For many people, David Bowie was the archetypical rock star. Bowie had hits across six decades and no fewer than 36 albums, 11 of which hit the number one spot across the world. Bowie was renowned as an improviser and an artist who constantly reinvented himself. Sadly, Bowie passed away back in January of this year, and his death has been marked by numerous artists, some more successfully than others, releasing tribute singles to the great man. Bowie was a multiple award winner across his long career, so it is safe to say that Bowie knows a thing or two about music.
According to the Guardian, Bowie’s longtime pianist Mike Garson has said that Bowie was a huge fan of the young New Zealand singer Lorde. It seems that Bowie wasn’t just a fan of Lorde — apparently he saw her as “the future of music.” Lorde was selected to perform the acclaimed tribute to Bowie at this year’s Brit awards, and Garson said that “she was the perfect choice.”
“David really liked Lorde, and he felt like she was the future of music, and they had a few wonderful moments together. Some of David’s family members and David’s management had some suggestions she’d be the right one. They wanted to bring the next generation in.”
Bowie’s son, Duncan Jones, appreciated Lorde’s performance, tweeting afterwards that the tribute was “just… beautiful. Thank you.”
NME report that Garson was effusive in his praise of Lorde’s performance of Bowie’s “Life on Mars.”
“It was an amazing, momentous experience, and she really did justice to him. She was so nervous. She actually said if she didn’t sing the song to David, she couldn’t have gotten through it.”
While Bowie may have passed from us, his musical legacy has not and probably never will. Ultimate Classic Rock reveal that an unreleased Bowie track from 1970 has surfaced and is available as a free download as a tribute to Bowie’s career. The song, called “To Be Love,” was recorded by Bowie in 1970 but was never released. The songwriter and engineer Ron de Strulle uncovered the song, recorded in L.A., and has made it available as a free download at Mind Body Network.
De Strulle apparently cut five demos with Bowie at a time when Bowie’s management was hawking him around the major labels. He reveals that Bowie wanted to create a variety of signature styles that would demonstrate his versatility to the labels.

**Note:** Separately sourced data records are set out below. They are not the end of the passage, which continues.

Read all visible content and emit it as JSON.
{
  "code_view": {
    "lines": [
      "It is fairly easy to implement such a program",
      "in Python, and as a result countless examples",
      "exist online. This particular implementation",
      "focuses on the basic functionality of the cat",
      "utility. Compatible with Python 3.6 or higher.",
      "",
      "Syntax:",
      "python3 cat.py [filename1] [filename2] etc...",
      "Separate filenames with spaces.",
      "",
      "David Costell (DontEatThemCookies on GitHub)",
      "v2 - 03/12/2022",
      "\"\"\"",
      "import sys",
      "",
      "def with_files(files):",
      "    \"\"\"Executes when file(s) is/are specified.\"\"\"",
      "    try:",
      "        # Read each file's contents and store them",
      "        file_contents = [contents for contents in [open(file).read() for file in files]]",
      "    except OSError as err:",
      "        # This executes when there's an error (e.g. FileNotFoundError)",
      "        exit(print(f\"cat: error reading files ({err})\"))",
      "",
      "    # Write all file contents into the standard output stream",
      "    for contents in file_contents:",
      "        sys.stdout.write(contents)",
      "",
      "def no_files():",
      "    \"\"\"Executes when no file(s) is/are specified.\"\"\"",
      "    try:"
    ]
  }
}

“David brought ideas and lyrics and we cut some rough tracks. If I played a few bars on the keyboard, he could see the whole picture and he could integrate it into his own work.
“David could pick up an instrument and play anything. He would say ‘I never played this instrument before,’ and then he would cut loose and play. Pure genius.”
Apparently, Bowie’s musical talent even extended to playing the drums. Bowie came up with a rhythm that he thought would be perfect for “To Be Love.” De Strulle says that Bowie loved the simplicity of the songs chords and melodies and said that it “brought Billie Holiday into the 1970s.”
During that trip to L.A., Bowie signed with RCA and went on to release no fewer than 11 albums in 10 years on that label. Many would argue that these were Bowie’s most creative years, and during that decade, Bowie released what are now regarded as seminal albums. Hunky Dory, Ziggy Stardust, and Aladdin Sane were released back-to-back during those early RCA years.
In comparison to Bowie, Lorde has released a solitary album, 2013’s Pure Heroine. It seems barely credible that on the strength of that album, Lorde has won 31 major industry awards from an incredible 82 nominations.
It is clear that Lorde is a very highly-regarded newcomer, but if she is ever to approach the stature of David Bowie in the music industry, she has more than a little catching up to do.
[Photo by Robb D. Cohen/Invision/AP]